In the data below, find every line that has the string "icon", and copy it.

○ ○ ○ ○ ○ ○ ○

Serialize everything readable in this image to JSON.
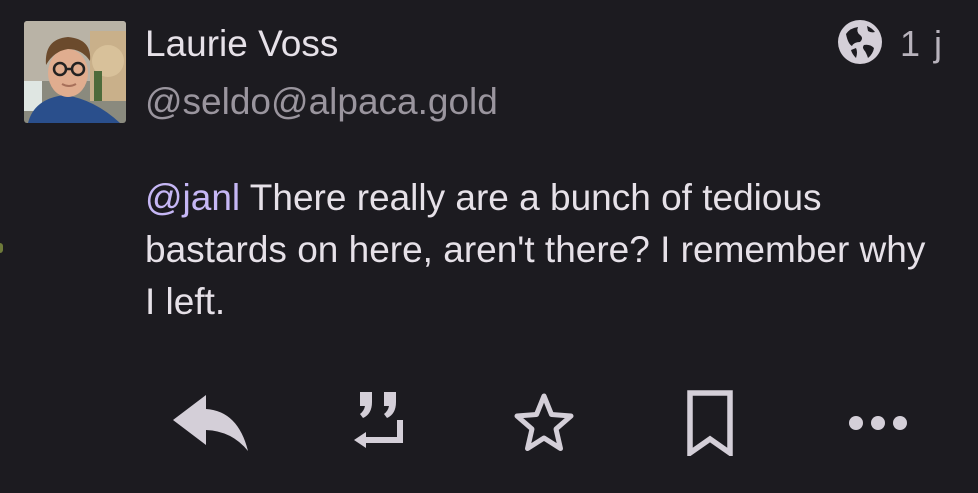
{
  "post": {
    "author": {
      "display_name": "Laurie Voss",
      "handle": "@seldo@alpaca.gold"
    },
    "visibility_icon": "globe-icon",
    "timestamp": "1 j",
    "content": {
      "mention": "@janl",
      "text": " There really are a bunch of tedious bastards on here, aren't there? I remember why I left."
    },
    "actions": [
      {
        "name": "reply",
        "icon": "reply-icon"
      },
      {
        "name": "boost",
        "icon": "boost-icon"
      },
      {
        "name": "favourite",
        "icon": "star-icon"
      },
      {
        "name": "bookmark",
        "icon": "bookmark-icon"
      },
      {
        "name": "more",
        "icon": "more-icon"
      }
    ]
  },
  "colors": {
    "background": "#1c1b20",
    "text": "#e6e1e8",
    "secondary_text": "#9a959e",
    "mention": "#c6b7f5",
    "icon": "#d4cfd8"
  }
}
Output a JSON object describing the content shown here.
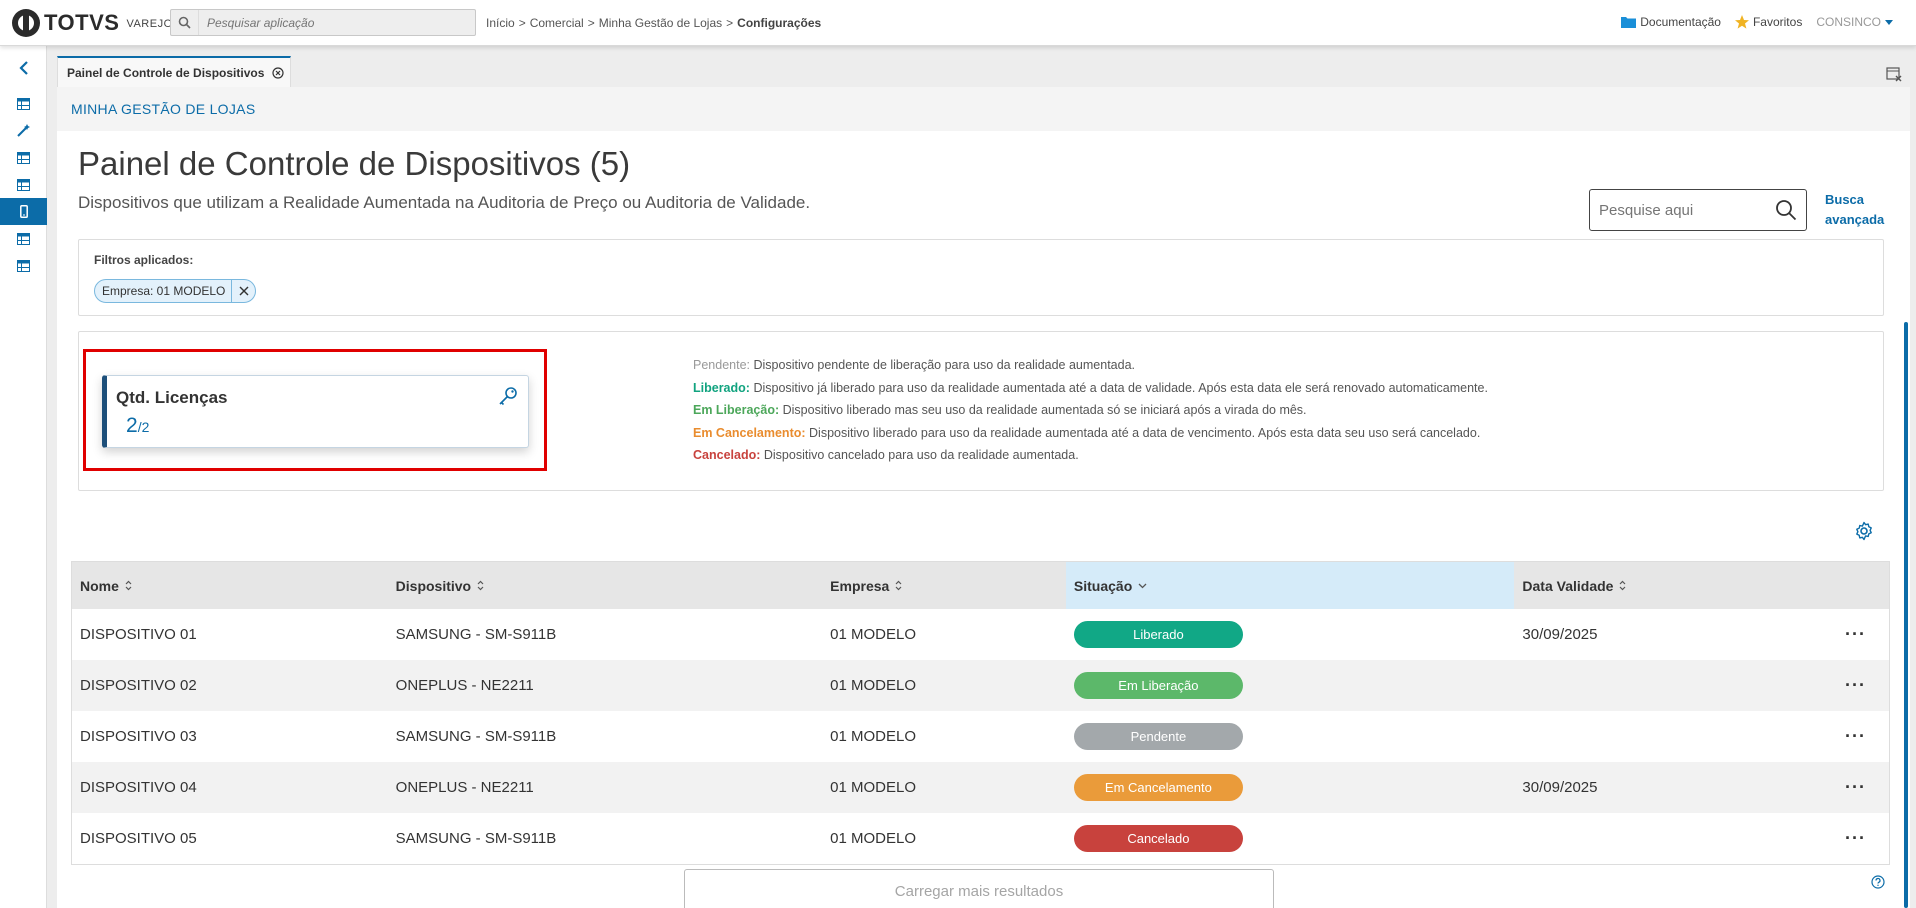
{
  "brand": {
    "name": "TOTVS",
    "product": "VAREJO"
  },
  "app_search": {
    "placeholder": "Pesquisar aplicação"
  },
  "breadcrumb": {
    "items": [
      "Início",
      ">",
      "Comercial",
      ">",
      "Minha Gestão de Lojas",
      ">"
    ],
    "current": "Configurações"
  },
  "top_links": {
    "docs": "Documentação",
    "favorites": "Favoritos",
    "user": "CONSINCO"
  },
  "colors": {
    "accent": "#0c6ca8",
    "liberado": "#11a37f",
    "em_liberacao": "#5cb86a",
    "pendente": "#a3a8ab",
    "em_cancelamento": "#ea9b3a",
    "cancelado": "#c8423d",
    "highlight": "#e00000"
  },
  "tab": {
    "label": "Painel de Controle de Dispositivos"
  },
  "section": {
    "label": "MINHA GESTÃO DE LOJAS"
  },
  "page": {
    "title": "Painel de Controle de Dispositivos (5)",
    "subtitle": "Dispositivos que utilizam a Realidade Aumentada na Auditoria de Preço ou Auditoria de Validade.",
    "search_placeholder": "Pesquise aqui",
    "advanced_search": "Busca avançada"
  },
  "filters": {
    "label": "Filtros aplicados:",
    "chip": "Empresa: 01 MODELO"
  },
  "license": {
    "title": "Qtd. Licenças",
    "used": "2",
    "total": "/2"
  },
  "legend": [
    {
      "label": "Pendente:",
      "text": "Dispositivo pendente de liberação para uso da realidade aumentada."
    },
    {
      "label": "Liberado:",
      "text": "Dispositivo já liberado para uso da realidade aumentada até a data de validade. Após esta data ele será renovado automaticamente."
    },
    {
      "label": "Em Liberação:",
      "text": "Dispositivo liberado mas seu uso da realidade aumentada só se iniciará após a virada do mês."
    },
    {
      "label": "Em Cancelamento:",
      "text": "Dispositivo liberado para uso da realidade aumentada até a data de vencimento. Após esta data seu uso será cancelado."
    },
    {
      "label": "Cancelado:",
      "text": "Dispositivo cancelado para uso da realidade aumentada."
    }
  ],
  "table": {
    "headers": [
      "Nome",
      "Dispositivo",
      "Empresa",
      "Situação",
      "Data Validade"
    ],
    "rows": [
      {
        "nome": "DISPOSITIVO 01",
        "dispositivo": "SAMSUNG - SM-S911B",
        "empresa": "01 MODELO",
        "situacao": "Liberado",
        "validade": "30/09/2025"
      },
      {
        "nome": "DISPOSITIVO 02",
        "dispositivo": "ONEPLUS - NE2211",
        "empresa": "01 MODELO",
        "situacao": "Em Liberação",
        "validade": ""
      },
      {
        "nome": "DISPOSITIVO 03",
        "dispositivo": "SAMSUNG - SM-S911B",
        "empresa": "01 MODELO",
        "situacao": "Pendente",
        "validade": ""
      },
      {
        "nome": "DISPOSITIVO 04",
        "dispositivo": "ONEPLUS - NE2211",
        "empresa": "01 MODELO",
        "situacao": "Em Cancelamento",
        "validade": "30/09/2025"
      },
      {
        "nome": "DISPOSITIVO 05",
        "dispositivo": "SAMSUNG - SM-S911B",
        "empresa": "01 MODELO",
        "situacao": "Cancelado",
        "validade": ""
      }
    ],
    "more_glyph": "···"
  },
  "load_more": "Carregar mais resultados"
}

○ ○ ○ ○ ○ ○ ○

Answer box:
    "visibility_icon": "globe-icon",
        "icon": "reply-icon"
        "icon": "boost-icon"
        "icon": "star-icon"
        "icon": "bookmark-icon"
        "icon": "more-icon"
    "icon": "#d4cfd8"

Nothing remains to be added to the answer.